Former LDI Program Associate and Life Together alumna Ruth Nkemontoh shares an example from our work with the Episcopal Church of CT of how LDI is changing the church and the world through it's commitment to racial justice:

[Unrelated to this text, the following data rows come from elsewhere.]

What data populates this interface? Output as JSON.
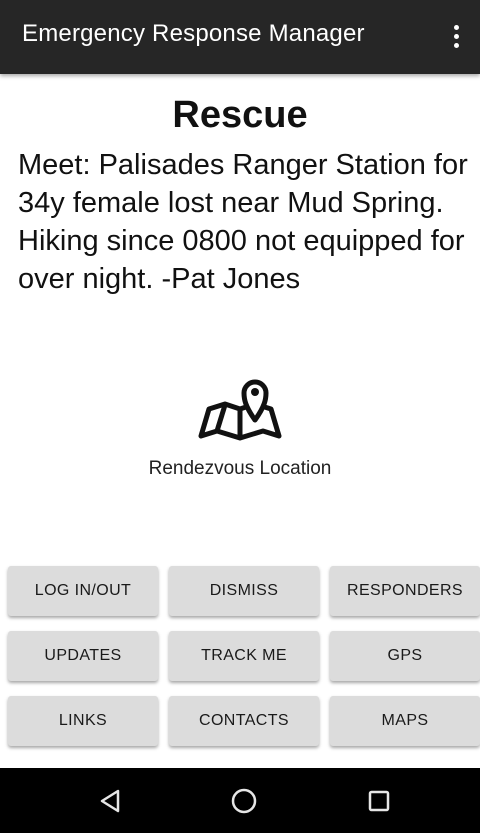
{
  "appbar": {
    "title": "Emergency Response Manager"
  },
  "main": {
    "heading": "Rescue",
    "message": "Meet: Palisades Ranger Station for 34y female lost near Mud Spring. Hiking since 0800 not equipped for over night. -Pat Jones",
    "rendezvous": {
      "icon": "map-pin-icon",
      "label": "Rendezvous Location"
    }
  },
  "buttons": {
    "login": "LOG IN/OUT",
    "dismiss": "DISMISS",
    "responders": "RESPONDERS",
    "updates": "UPDATES",
    "track_me": "TRACK ME",
    "gps": "GPS",
    "links": "LINKS",
    "contacts": "CONTACTS",
    "maps": "MAPS"
  },
  "navbar": {
    "back_icon": "back-triangle-icon",
    "home_icon": "home-circle-icon",
    "recents_icon": "recents-square-icon"
  },
  "colors": {
    "appbar": "#262626",
    "button": "#dcdcdc",
    "navbar": "#000000"
  }
}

"This past weekend while at the LDI training in CT, I left encouraged by many things.  One in particular was the growth of LDI into an organizations whose values of racial diversity and leadership development are lived out and manifest so visibly by its trainers. Looking at our team, Abel, Duncan, Emily, Hazel, Isaac, and I, I felt blessed by the racial diversity -- with equal numbers of white, Black, and Latino individuals -- the most racially diverse I have ever seen LDI leadership be.  Abel, Hazel, and I were all upfront trainers, and this stood out as value because of what it represented.  The fact that two Black women and a Latino male, all in our mid/late twenties, were leading a training on faith-rooted change to a room of mainly white individuals, was extremely important and an invaluable experience for all.  I think it's not often that white people have to be around individuals of color, in fact it is their privilege that they can maneuver throughout life with minimal contact with people racially different from them, if they so choose. To have us up there, in front of a large group of white church leaders, contributing/leading/teaching in a real way, flipped the script.  Attendees of that training saw intelligent, able, encouraging, and forward moving leaders and who were Black and Brown.  In a world where your perception is your reality, media is often given the power of defining peoples perceptions of others.  Whether unconsciously or consciously known,  each attendee now had a positive image based on first hand experience of Black and Latino young adults ingrained in their mind, an image that defied dominant media portrayals. Everyone was given a new narrative, a new perspective, one that said we are more than a single story and which, on some level, challenged individuals in their own understanding of POCs as a whole. It might seem like a small thing, but to me it is huge. It is in this space that I believe real change happens because it is here that I see the potential for impact that can save lives, literally.  Needless to say, I am proud to be a part of such a wonderfully skilled, authentic, encouraging, and diverse team. Moving forward, I hope that LDI only continues to grow in this way, exemplifying transformational leadership and living out Gods calling for the church at its best."